▶ **ABOUT THIS EXERCISE**
In the listing below, find each line that holds the string "mark" and copy it.

▶ **DATA FOR REVIEW**
========

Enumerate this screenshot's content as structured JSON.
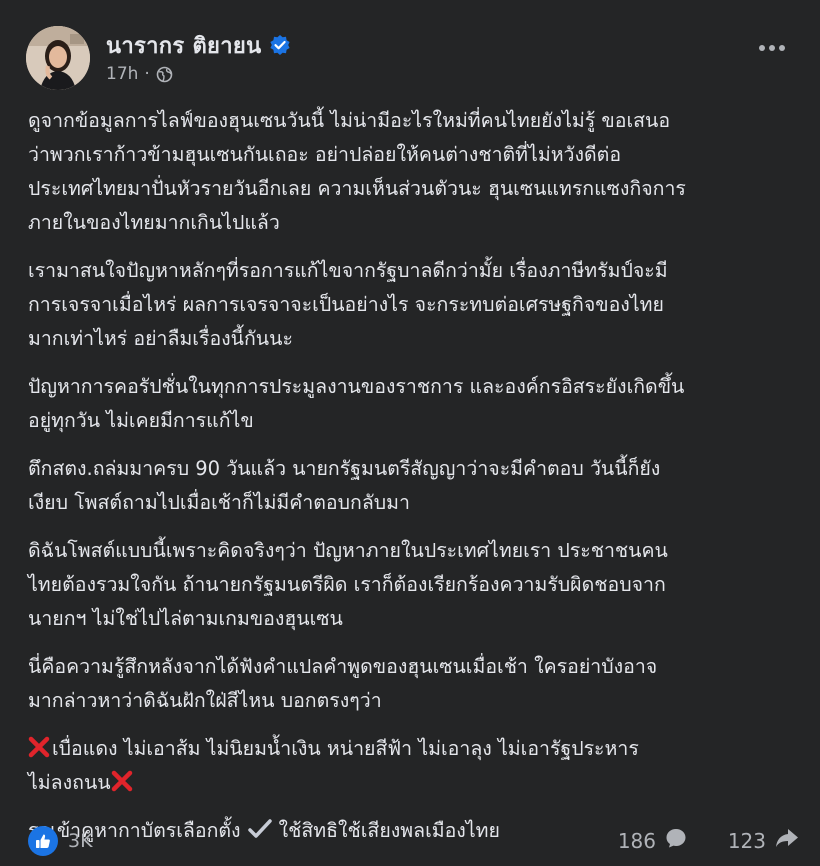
{
  "post": {
    "author_name": "นารากร ติยายน",
    "timestamp": "17h",
    "meta_separator": "·",
    "paragraphs": [
      "ดูจากข้อมูลการไลฟ์ของฮุนเซนวันนี้ ไม่น่ามีอะไรใหม่ที่คนไทยยังไม่รู้ ขอเสนอ\nว่าพวกเราก้าวข้ามฮุนเซนกันเถอะ  อย่าปล่อยให้คนต่างชาติที่ไม่หวังดีต่อ\nประเทศไทยมาปั่นหัวรายวันอีกเลย ความเห็นส่วนตัวนะ ฮุนเซนแทรกแซงกิจการ\nภายในของไทยมากเกินไปแล้ว",
      "เรามาสนใจปัญหาหลักๆที่รอการแก้ไขจากรัฐบาลดีกว่ามั้ย เรื่องภาษีทรัมป์จะมี\nการเจรจาเมื่อไหร่  ผลการเจรจาจะเป็นอย่างไร จะกระทบต่อเศรษฐกิจของไทย\nมากเท่าไหร่  อย่าลืมเรื่องนี้กันนะ",
      "ปัญหาการคอรัปชั่นในทุกการประมูลงานของราชการ และองค์กรอิสระยังเกิดขึ้น\nอยู่ทุกวัน ไม่เคยมีการแก้ไข",
      "ตึกสตง.ถล่มมาครบ 90 วันแล้ว นายกรัฐมนตรีสัญญาว่าจะมีคำตอบ วันนี้ก็ยัง\nเงียบ โพสต์ถามไปเมื่อเช้าก็ไม่มีคำตอบกลับมา",
      "ดิฉันโพสต์แบบนี้เพราะคิดจริงๆว่า ปัญหาภายในประเทศไทยเรา ประชาชนคน\nไทยต้องรวมใจกัน  ถ้านายกรัฐมนตรีผิด เราก็ต้องเรียกร้องความรับผิดชอบจาก\nนายกฯ  ไม่ใช่ไปไล่ตามเกมของฮุนเซน",
      "นี่คือความรู้สึกหลังจากได้ฟังคำแปลคำพูดของฮุนเซนเมื่อเช้า  ใครอย่าบังอาจ\nมากล่าวหาว่าดิฉันฝักใฝ่สีไหน  บอกตรงๆว่า"
    ],
    "colors_line_part1": "เบื่อแดง  ไม่เอาส้ม  ไม่นิยมน้ำเงิน  หน่ายสีฟ้า  ไม่เอาลุง  ไม่เอารัฐประหาร",
    "colors_line_part2": "ไม่ลงถนน",
    "vote_line_part1": "รอเข้าคูหากาบัตรเลือกตั้ง",
    "vote_line_part2": "ใช้สิทธิใช้เสียงพลเมืองไทย"
  },
  "reactions": {
    "like_count": "3K",
    "comment_count": "186",
    "share_count": "123"
  },
  "icons": {
    "verified": "verified-badge-icon",
    "audience": "globe-icon",
    "more": "more-options-icon",
    "cross": "cross-mark-icon",
    "check": "check-mark-icon",
    "like": "thumbs-up-icon",
    "comment": "comment-icon",
    "share": "share-icon"
  },
  "colors": {
    "background": "#242526",
    "text": "#e4e6eb",
    "secondary_text": "#b0b3b8",
    "accent_blue": "#1b74e4",
    "cross_red": "#e0242b"
  }
}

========

▶ **ANSWER TO THIS TASK**
    "cross": "cross-mark-icon",
    "check": "check-mark-icon",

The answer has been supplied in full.